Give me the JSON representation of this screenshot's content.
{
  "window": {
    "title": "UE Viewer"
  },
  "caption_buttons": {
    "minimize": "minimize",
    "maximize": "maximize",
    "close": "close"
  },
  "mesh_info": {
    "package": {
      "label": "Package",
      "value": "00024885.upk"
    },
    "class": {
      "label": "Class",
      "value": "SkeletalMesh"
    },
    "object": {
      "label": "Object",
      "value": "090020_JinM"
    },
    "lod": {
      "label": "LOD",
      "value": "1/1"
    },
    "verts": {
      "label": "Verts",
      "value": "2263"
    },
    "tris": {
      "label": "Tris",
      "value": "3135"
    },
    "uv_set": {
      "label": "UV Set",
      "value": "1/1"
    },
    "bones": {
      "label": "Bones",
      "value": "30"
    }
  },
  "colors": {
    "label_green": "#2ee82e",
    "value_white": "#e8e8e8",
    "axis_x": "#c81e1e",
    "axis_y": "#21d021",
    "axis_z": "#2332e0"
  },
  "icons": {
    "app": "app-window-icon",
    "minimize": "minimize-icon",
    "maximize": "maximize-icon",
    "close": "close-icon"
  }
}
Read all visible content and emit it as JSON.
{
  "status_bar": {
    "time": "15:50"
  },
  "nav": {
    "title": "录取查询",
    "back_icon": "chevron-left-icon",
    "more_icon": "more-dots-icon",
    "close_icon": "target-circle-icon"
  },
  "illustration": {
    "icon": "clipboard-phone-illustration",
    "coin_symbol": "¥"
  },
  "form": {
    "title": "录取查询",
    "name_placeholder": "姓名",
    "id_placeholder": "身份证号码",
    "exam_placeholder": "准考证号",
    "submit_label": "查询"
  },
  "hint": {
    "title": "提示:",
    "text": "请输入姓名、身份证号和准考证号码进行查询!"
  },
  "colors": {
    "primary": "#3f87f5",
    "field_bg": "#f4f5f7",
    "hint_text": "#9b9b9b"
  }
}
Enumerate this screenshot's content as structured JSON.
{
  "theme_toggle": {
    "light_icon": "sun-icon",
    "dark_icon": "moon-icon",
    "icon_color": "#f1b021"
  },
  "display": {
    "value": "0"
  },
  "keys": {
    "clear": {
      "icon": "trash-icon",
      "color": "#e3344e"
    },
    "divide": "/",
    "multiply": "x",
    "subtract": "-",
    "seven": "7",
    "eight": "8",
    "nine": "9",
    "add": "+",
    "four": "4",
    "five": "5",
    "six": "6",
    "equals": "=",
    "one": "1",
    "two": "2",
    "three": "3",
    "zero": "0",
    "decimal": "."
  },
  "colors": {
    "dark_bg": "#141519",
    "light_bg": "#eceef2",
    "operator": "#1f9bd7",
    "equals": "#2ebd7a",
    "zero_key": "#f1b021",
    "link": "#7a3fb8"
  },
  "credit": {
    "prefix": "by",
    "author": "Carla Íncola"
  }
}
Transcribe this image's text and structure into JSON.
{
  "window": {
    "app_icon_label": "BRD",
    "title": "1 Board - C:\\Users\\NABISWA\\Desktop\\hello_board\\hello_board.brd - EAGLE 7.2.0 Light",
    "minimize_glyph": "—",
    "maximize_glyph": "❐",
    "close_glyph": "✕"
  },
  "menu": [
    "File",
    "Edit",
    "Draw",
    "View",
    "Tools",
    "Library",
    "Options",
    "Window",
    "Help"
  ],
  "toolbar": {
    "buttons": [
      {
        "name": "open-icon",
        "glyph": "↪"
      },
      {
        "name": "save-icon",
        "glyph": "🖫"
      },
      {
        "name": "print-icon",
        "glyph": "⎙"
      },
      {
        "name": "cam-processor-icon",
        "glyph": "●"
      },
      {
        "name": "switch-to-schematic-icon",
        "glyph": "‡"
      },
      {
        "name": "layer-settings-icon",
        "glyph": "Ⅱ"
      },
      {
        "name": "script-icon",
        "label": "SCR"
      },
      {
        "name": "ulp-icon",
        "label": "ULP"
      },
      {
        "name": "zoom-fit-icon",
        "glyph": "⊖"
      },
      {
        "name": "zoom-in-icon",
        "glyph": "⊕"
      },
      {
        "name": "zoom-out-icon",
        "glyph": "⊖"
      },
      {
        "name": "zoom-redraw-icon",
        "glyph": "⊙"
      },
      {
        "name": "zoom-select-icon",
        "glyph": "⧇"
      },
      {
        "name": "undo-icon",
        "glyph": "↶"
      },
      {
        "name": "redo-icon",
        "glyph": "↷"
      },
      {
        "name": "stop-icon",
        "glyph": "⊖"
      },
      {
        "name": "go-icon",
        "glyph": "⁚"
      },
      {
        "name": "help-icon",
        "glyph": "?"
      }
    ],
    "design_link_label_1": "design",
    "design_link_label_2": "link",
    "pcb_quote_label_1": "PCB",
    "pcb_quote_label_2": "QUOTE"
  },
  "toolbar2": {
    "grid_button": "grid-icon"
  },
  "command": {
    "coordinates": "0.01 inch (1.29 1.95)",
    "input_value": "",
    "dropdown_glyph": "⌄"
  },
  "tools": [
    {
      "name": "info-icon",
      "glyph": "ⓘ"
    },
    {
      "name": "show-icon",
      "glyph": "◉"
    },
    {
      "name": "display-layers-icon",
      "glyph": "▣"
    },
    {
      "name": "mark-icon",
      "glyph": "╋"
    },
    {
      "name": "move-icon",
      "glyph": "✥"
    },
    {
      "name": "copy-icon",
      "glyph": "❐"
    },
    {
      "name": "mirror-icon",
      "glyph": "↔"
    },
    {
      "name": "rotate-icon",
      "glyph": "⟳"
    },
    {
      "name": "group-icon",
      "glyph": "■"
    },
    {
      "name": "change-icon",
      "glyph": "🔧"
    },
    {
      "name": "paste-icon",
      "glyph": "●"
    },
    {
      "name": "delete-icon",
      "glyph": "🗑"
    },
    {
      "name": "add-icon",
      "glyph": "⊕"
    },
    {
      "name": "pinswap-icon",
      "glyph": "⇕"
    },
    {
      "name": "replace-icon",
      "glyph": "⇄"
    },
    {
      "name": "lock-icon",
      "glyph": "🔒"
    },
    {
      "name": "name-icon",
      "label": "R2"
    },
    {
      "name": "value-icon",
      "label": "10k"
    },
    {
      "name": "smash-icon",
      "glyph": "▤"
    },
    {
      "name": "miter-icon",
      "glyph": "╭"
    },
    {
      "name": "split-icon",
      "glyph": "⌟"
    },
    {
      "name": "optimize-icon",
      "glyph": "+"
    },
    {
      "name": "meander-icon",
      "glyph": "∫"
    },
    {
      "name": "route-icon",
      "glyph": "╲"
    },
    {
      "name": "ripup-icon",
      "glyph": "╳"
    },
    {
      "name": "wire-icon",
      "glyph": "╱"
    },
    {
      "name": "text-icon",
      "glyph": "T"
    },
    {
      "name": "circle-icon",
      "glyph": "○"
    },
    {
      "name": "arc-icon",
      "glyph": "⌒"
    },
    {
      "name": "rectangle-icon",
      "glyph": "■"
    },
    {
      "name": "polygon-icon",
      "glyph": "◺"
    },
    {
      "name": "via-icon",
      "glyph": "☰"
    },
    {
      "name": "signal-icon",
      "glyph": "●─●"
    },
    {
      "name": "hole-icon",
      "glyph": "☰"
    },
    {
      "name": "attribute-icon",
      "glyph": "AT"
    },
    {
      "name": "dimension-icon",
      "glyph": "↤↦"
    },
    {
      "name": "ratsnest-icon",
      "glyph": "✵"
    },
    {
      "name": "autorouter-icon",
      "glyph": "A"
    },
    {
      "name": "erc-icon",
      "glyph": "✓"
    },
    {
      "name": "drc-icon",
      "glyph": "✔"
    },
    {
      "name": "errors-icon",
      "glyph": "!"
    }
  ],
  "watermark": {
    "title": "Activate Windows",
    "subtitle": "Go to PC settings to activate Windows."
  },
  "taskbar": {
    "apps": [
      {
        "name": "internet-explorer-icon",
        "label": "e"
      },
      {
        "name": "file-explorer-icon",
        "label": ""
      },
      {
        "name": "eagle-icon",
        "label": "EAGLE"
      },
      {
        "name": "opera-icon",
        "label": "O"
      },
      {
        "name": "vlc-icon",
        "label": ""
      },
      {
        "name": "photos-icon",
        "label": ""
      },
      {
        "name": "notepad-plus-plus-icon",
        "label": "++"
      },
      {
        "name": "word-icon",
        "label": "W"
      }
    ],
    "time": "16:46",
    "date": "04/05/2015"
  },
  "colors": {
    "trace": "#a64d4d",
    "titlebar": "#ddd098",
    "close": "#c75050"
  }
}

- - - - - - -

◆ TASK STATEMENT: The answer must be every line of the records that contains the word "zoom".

◆ RESPONSE FOR THIS EXERCISE:
        "name": "zoom-fit-icon",
        "name": "zoom-in-icon",
        "name": "zoom-out-icon",
        "name": "zoom-redraw-icon",
        "name": "zoom-select-icon",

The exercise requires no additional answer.